My time at the gym led me to a part time job there. Doing fitness assessments and onboarding for new members/exercisers. It allowed me to build my knowledge, experience and confidence in a physical activity setting, and gave me another physical outlet (in addition to hockey) that allowed me to focus at school (my membership was now free as I worked there!)
When it came time to make a decision what to study in university, I had 2 choices: Commerce/Business or Physical Education. The former I was good at, the latter I was curious about. My dad was a teacher, and my role model, so I thought teaching and physical activity would be a good pursuit. So, that is what I did. (My dad, by the way, was the one who suggest that I follow my passion. A very wise man indeed as that advice has always stayed with me)
I got my undergraduate and graduate degrees in Physical Education from McGill University. I studied topics like exercise physiology and the movement sciences. I learned about sports skills and the methodology around teaching and coaching. That included the science of regular exercise and the impact it had on the body and the brain. My career path was locked in. I was going to apply all my learning as a teacher in the schools!

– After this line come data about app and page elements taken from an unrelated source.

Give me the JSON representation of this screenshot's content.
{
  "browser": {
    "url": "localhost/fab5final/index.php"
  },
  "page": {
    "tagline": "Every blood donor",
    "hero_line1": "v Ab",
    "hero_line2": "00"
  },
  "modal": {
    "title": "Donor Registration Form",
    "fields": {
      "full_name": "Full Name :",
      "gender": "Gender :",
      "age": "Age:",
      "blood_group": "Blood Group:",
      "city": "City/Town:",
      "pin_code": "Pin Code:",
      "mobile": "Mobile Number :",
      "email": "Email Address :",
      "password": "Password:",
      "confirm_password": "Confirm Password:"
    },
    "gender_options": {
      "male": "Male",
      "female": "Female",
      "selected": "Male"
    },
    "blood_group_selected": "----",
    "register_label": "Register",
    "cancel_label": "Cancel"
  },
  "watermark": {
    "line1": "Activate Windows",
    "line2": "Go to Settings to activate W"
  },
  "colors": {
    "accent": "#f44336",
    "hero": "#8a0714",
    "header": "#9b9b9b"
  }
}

I coached and taught for 8 years at all grade levels. All in a position of leadership around physical activity. Some friends from university introduced me at that time to the love of my life, mother of my son, and partner for the last 31 years.
Once I stopped competitive hockey in university, I continued to play different sports well into adulthood. Volleyball, golf, slow pitch, basketball, skiing, cycling and mountain biking, flag football and eventually back to hockey. Physical activity was always a staple to my ways. It was always a part of my life. A big part. Oh yes, and I went to the gym regularly.
There was a feeling after being active that I could not duplicate any other way. When I was not active, my mood was not the same, neither was my patience or focus or ability to get things done. My energy levels changed and my addictive personality focused on less constructive outlets. I am very grateful that I have had the wisdom to recognize the power activity had on my life. I also thank my mother who reminded my and help me light the bulb!
The activities also allowed me to be a kid again. To revisit a time where all I did was play outside. Every sport and activity imaginable from hide and seek to tackle football to 1-2 hour bike rides (as a mode of transportation). To play. To develop social skills. When got my first full time teaching job a few hours from home, playing in the rec basketball league allowed me to meet a ton of new people.
The post activity time turned into my best thinking time and most productive time. It is when I planned my lessons and planned my practices. Planned my next career and live moves.
My teaching time was a real joy. Teaching young people skill development, and seeing their eyes light up and their bodies adapt to the new activities.
The only frustration was the imposed reduction in physical education time for students. This was the mid 90’s and government, at the time, felt PE, like the arts, home economics, car shop and music were expendable. Budgets were cut. Instead of daily PE, students now only had gym class 1x per week. The demand for the good ole’ gym teacher was declining. I was offered other subjects I could teach. I was not as passionate about that possibility.
I don’t think future generations have been too keen on that either. Since the mid 1990’s we have seen a horrible impact on lack of activity in our youth.
The decline in PE teaching opportunities led me to explore other options. I got a temporary position as intercollegiate sports coordinator for the college for Dawson College in Montreal. Loved that job, as I worked with student athletes and coaches, organizing all the behind the scenes work to give them their competitive opportunities. But that was a replacement position, and ended after 1 year.
I answered an ad in the paper for a commercial fitness equipment sales representative for a new company in the area. They offered the job to the guy with no sales experience. The compensation was all commission, and I think I was the only applicant who would take that gig. It was the summer and I figured if I did not like after a couple of months, I could go back to teaching.
Selling exercise equipment led to long hours and low pay as I learned the ins and outs of the business. But I still had my connection to physical activity.
The more I performed, the better I got paid. “Wow” moment. Over the next few years, I performed well.
After a few years that led to new territories and markets and management and ownership opportunities. Management and ownership gave me a new teaching platform and a business education like no other. (I ended up getting that business education after all!)
While this was happening, we had our son, and yes, he developed his own interest in sports and activity. And yes, I coached many of his teams growing up.
Now in my 50’s, and on the “back nine”, I still very involved in fitness. My passion for fitness and active living has opened doors and led to a great career in the equipment and education side. Still a teacher, but a very different classroom.
As a father, husband, businessman and coach, I have had to find ways to stay active through a busy lifestyle over the years.
I always prioritized physical activity, because I knew I was different without it. I was not the person I wanted to be without it. I made decisions I did not like without activity in my life.